I t’s not always easy to keep track of the many pointless government regulations that have nothing to do with protecting consumers and everything to do with artificially propping up influential industries. Fortunately, thanks to the persistence of the Washington, D.C.-based Institute for Justice, the U.S. Supreme Court will consider a case that could roll back one of these oppressive rules.
The court agreed Monday to consider whether New York state’s restriction on interstate wine shipments to consumers is legal under the U.S. Constitution. New York allows in-state wineries to ship their products directly to New York consumers. But it forbids out-of-state wineries from shipping wine to New Yorkers.
California, for instance, allows out-of-state wineries to ship directly to California consumers provided there are reciprocal agreements among those states. (Several states allow direct shipping without many restrictions, while 24 states ban such shipments. Five even consider it a felony for wineries to ship wine to consumers.)
“The case pits the Commerce Clause of the U.S. Constitution, which guarantees free trade and business opportunities among the states, against the 21st Amendment, which gives states broad latitude in regulating alcohol,” according to an Institute for Justice statement. The Institute argues that while the 21st Amendment grants the states wide regulatory latitude, it wasn’t designed to allow them to engage in raw protectionism.
“The only way for an out-of-state winery to ship wine to New York consumers would be to establish a New York winery, which requires it to obtain a New York commercial winery license, maintain a staffed branch office and warehouse in New York, secure a retailer license and then use its own or register vehicles to deliver (the wine),” the Institute argues in its lawsuit.
Ironically, New York wineries don’t favor the current restrictions because such restrictions also keep them from shipping their wine to other states. The protectionism is done on behalf of liquor distributors, who don’t want out-of-state wineries selling directly to consumers, undercutting the 18 percent to 25 percent markup distributors levy on each bottle of wine, the Institute explains.
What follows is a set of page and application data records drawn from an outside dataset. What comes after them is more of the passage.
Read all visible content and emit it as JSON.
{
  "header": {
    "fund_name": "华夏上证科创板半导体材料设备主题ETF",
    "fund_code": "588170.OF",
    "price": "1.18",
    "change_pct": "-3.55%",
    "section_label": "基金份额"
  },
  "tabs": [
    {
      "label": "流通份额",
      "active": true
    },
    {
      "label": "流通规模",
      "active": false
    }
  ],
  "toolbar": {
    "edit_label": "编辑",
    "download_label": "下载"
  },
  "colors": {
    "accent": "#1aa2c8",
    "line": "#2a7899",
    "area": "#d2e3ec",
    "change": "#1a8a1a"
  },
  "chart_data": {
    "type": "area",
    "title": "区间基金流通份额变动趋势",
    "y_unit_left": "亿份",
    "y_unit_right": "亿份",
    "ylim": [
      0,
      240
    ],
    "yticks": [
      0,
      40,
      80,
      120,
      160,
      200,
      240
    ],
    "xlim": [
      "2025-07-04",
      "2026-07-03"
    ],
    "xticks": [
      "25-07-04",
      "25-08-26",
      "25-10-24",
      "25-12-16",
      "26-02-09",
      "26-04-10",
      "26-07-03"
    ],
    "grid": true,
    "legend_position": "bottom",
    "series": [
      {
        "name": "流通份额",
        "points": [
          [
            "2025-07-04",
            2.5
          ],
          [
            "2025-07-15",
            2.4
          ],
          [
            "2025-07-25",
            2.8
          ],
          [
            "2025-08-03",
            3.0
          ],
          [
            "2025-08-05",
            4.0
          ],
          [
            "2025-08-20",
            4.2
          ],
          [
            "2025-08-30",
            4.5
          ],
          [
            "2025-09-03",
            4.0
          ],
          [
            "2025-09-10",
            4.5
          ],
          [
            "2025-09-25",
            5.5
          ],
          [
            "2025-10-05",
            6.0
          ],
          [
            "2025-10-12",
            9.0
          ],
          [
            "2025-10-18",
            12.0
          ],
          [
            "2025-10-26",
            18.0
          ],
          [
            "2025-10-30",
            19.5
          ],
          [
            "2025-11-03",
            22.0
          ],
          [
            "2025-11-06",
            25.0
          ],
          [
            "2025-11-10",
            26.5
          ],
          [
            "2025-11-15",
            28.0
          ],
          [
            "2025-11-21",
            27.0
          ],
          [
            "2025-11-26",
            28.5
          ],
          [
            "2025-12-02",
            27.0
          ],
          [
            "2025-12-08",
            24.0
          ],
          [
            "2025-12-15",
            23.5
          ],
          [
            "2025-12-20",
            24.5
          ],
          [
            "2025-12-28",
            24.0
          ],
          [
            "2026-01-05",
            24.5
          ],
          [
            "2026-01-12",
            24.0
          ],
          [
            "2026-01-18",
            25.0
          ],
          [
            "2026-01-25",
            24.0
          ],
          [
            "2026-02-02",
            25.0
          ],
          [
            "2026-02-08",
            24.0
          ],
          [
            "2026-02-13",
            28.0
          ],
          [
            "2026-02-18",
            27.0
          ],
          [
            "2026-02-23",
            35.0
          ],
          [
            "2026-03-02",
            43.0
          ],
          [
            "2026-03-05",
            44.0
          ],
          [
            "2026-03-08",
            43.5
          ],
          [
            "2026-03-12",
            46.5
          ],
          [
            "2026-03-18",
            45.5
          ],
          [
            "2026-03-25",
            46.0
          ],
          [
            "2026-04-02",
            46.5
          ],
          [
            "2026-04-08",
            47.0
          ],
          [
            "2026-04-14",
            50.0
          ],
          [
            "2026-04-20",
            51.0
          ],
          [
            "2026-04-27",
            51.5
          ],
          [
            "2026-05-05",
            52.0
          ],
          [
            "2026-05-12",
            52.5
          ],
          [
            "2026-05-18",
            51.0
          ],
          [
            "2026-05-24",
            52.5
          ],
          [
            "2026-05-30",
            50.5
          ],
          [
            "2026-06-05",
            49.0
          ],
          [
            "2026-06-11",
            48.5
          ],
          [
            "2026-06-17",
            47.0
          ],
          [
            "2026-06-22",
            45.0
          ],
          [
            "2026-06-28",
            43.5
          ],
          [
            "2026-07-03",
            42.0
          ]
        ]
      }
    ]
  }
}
The Supreme Court is considering an appeals court ruling that upheld the state’s direct shipping ban. If the court overturns the appeals court, it could open the direct wine industry across the United States, with consumers gaining the most from the decision. Here’s another instance where freedom, rather than government control, benefits everyone — except perhaps for a special interest group that unfairly wielded its political power.